Find every line in the records below that contains the word "title", and copy each such line.

*** Opening Records ***

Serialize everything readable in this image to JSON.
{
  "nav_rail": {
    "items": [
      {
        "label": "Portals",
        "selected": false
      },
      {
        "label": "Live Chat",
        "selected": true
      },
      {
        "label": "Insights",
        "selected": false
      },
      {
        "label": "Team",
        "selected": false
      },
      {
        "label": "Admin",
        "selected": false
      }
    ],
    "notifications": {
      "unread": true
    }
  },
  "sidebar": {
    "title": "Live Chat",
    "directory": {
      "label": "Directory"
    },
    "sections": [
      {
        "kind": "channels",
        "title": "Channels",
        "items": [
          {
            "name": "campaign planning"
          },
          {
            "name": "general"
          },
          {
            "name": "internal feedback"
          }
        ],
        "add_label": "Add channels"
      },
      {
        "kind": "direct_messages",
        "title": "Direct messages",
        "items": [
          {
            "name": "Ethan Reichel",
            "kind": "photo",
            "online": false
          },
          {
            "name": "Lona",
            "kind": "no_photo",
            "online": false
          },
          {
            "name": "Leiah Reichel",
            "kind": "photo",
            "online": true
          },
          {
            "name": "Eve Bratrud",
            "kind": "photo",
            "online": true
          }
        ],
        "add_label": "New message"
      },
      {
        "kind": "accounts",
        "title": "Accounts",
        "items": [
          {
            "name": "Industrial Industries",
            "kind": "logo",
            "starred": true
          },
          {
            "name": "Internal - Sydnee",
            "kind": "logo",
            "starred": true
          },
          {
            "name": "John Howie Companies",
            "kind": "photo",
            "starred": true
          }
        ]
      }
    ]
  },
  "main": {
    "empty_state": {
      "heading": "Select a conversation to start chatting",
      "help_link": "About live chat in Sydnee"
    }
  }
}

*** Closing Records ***

# Exercise response:
    "title": "Live Chat",
        "title": "Channels",
        "title": "Direct messages",
        "title": "Accounts",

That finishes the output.